COVID-19 Variants in Michigan More Transmissible than Original Virus

The Michigan Department of Health and Human Services (MDHHS) Bureau of Laboratories identified on March 8 the first Michigan case of the COVID-19 variant B.1.351 in a male child living in Jackson County. Case investigation is underway to determine close contacts and whether additional cases are associated with this case.

Cases caused by this variant, which originated in South Africa, were first reported in the United States at the end of January. It is believed to be more contagious, but there has been no indication that it affects the clinical outcomes or disease severity compared to the SARS-CoV-2 virus that has been circulating across the United States for the past year. Scientists are evaluating how well COVID-19 vaccines work against this newer variant, which has been identified in at least 20 other states and jurisdictions in the U.S.

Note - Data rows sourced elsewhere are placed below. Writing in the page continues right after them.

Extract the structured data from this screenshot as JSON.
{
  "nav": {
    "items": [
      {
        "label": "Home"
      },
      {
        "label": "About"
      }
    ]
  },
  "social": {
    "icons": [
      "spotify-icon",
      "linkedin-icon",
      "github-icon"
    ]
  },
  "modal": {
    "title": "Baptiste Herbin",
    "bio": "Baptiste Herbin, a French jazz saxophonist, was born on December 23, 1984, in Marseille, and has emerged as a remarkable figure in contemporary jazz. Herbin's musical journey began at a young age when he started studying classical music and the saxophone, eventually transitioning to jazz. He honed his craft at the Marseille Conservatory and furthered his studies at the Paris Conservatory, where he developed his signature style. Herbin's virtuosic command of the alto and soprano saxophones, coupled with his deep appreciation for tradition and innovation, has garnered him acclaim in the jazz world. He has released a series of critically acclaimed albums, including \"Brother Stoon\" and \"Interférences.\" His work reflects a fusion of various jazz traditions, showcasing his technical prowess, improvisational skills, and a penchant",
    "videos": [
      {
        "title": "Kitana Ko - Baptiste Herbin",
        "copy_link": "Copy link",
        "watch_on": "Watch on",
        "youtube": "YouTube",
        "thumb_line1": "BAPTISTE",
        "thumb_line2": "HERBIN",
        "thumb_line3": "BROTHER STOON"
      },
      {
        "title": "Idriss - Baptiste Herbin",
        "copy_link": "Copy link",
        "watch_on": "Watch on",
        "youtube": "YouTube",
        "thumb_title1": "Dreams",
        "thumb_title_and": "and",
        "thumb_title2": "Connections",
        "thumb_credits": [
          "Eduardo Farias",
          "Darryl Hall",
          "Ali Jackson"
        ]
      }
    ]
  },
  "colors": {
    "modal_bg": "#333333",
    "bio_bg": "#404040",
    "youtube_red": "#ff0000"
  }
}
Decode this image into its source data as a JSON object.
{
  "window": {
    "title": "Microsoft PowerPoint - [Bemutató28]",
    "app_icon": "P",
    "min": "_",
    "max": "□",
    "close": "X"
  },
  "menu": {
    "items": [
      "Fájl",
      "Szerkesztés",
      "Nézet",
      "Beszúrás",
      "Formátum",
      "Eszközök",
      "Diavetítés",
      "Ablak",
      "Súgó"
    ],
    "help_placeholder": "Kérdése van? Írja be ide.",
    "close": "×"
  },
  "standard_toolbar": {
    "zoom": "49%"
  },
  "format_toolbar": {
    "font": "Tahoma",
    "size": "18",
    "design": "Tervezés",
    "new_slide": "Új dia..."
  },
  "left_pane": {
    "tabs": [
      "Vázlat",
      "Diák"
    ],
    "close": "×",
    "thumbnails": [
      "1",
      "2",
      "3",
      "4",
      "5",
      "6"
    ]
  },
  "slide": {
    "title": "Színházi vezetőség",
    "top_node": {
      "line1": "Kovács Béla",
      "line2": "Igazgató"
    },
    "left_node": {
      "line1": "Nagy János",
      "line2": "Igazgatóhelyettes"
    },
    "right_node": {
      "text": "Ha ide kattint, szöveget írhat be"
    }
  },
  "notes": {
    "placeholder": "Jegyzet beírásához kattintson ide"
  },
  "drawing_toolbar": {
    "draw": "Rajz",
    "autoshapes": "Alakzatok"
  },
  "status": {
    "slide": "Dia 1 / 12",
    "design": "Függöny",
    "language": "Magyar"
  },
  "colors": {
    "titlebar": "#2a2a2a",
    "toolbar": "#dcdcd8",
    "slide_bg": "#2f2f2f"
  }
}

The MDHHS has also provided information about the characteristics of the B.1.1.7 variant that was first discovered in the United Kingdom. This variant has now been identified in multiple Michigan communities after having first been detected in an isolate from a Washtenaw County case Jan. 16. It is approximately 50 percent more transmissible, leading to faster spread of the virus and potentially increasing numbers of cases, hospitalizations and deaths. Members should refer to the MHA’s COVID-19 alert sent Friday, March 12, for details and recommendations on managing variants.

The MHA and the MDHHS are closely monitoring case numbers, positivity rates and hospitalizations. The association will keep members apprised of any concerning data trends related to the variants. Members with data questions may contact Jim Lee at the MHA.

New Regulatory Flexibility Approved for Sharps Containers

The Department of Environment, Great Lakes, and Energy March 9 approved an MHA request to provide regulatory flexibility for hospitals facing a shortage of sharps disposal containers. State regulation currently requires hospitals to replace sharps containers every 90 days or when full, whichever is sooner. Through July 31, 2021, hospitals will now be exempt from the 90-day rule, meaning sharps containers will only be required to be replaced when full. The shortage is due to a production facility fire and increasing demand for the containers due to vaccinations; some MHA members had already received similar exemptions. The MHA will work with state government if additional flexibility is needed. Members with questions may contact Sean Sorenson-Abbott at the MHA.

State Provides Vaccine Communication and Administration Materials

A variety of vaccine materials are available for hospitals and other providers on the MDHHS Provider and Partner webpages for communication and administration purposes. These include toolkits for communicating with patients and communities regarding the safety and effectiveness of the vaccines, which are in the “COVID-19 Vaccine Communication Materials” section of the Partner page; Johnson & Johnson materials, including a Standing Order form for this vaccine; and more.

MDHHS Announces 22 Awardees in State’s Vaccine Pilot Program

The MDHHS and the Protect Michigan Commission have awarded 35,800 doses of COVID-19 vaccine to 22 pilot projects to help enhance the state’s vaccine equity strategy. Three of the awards went to Henry Ford Health System, MidMichigan Health and Schoolcraft Memorial Hospital, and the remainder went to health departments, community-based clinics, agencies on aging and other vaccinators.

The pilot program is designed to help remove barriers to vaccine access for Michiganders ages 60 and older who live in communities with a high Social Vulnerability Index (SVI) and high COVID-19 mortality rates. Participating providers that have additional capacity in their projects may expand vaccination to include people ages 50-59 with disabilities or underlying conditions. The awardees were chosen from more than 70 applications. Additional details on the program are available in the MDHHS news release.

Additional information on the COVID-19 pandemic is available to members on the MHA Community Site and the MHA COVID-19 webpage. Questions on COVID-19 and infectious disease response strategies may be directed to the MDHHS Community Health Emergency Coordination Center (CHECC).